# Task prompt:
Each entry should be printed exactly, with its images omitted.

# Provided entries:
========================================

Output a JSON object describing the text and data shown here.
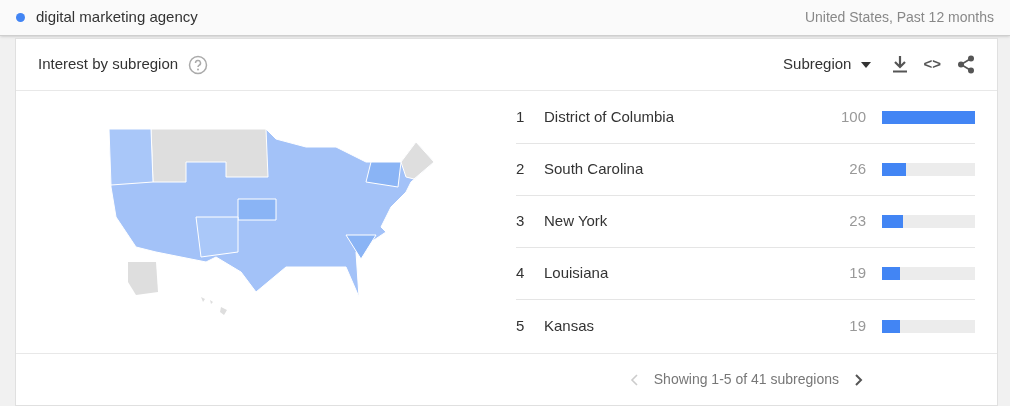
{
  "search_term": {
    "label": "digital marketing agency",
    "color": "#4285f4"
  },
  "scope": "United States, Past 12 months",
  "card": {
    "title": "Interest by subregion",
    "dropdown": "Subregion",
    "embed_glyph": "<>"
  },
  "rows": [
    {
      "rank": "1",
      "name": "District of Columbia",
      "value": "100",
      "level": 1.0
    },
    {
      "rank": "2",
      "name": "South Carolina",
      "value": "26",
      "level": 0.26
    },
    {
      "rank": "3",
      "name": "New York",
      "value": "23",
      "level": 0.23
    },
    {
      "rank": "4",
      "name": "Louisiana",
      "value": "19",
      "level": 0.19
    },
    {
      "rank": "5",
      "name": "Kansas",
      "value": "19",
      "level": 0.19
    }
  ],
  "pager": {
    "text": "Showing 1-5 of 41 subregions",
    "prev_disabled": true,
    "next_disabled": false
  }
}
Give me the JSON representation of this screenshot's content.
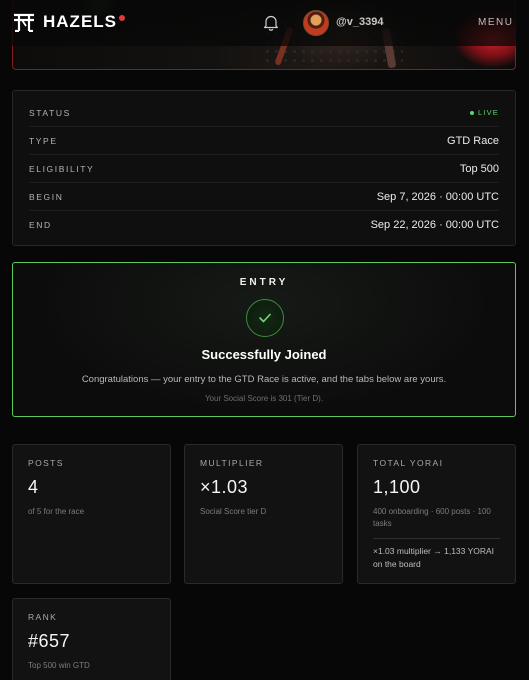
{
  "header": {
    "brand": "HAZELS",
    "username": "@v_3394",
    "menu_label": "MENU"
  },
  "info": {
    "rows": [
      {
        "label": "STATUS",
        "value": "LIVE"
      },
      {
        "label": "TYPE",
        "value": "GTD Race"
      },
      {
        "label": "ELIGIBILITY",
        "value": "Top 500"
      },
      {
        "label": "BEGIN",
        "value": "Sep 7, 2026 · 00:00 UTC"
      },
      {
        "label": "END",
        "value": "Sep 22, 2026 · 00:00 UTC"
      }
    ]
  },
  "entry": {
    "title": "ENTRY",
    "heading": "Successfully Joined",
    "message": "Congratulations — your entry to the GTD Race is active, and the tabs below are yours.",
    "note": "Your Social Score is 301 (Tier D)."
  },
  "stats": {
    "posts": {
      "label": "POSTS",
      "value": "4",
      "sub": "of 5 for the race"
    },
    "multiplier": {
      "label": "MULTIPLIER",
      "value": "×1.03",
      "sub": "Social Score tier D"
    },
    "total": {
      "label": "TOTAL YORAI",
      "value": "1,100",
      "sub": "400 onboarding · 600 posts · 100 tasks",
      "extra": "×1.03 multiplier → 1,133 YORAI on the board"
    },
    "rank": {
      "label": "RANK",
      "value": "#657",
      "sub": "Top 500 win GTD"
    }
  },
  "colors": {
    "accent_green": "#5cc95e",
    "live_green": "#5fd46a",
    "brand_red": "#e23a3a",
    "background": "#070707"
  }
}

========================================

# Result:
Output a JSON object describing the text and data shown here.
{
  "search_term": {
    "label": "digital marketing agency",
    "color": "#4285f4"
  },
  "scope": "United States, Past 12 months",
  "card": {
    "title": "Interest by subregion",
    "dropdown": "Subregion",
    "embed_glyph": "<>"
  },
  "rows": [
    {
      "rank": "1",
      "name": "District of Columbia",
      "value": "100",
      "level": 1.0
    },
    {
      "rank": "2",
      "name": "South Carolina",
      "value": "26",
      "level": 0.26
    },
    {
      "rank": "3",
      "name": "New York",
      "value": "23",
      "level": 0.23
    },
    {
      "rank": "4",
      "name": "Louisiana",
      "value": "19",
      "level": 0.19
    },
    {
      "rank": "5",
      "name": "Kansas",
      "value": "19",
      "level": 0.19
    }
  ],
  "pager": {
    "text": "Showing 1-5 of 41 subregions",
    "prev_disabled": true,
    "next_disabled": false
  }
}
Give me the JSON representation of this screenshot's content.
{
  "header": {
    "brand": "HAZELS",
    "username": "@v_3394",
    "menu_label": "MENU"
  },
  "info": {
    "rows": [
      {
        "label": "STATUS",
        "value": "LIVE"
      },
      {
        "label": "TYPE",
        "value": "GTD Race"
      },
      {
        "label": "ELIGIBILITY",
        "value": "Top 500"
      },
      {
        "label": "BEGIN",
        "value": "Sep 7, 2026 · 00:00 UTC"
      },
      {
        "label": "END",
        "value": "Sep 22, 2026 · 00:00 UTC"
      }
    ]
  },
  "entry": {
    "title": "ENTRY",
    "heading": "Successfully Joined",
    "message": "Congratulations — your entry to the GTD Race is active, and the tabs below are yours.",
    "note": "Your Social Score is 301 (Tier D)."
  },
  "stats": {
    "posts": {
      "label": "POSTS",
      "value": "4",
      "sub": "of 5 for the race"
    },
    "multiplier": {
      "label": "MULTIPLIER",
      "value": "×1.03",
      "sub": "Social Score tier D"
    },
    "total": {
      "label": "TOTAL YORAI",
      "value": "1,100",
      "sub": "400 onboarding · 600 posts · 100 tasks",
      "extra": "×1.03 multiplier → 1,133 YORAI on the board"
    },
    "rank": {
      "label": "RANK",
      "value": "#657",
      "sub": "Top 500 win GTD"
    }
  },
  "colors": {
    "accent_green": "#5cc95e",
    "live_green": "#5fd46a",
    "brand_red": "#e23a3a",
    "background": "#070707"
  }
}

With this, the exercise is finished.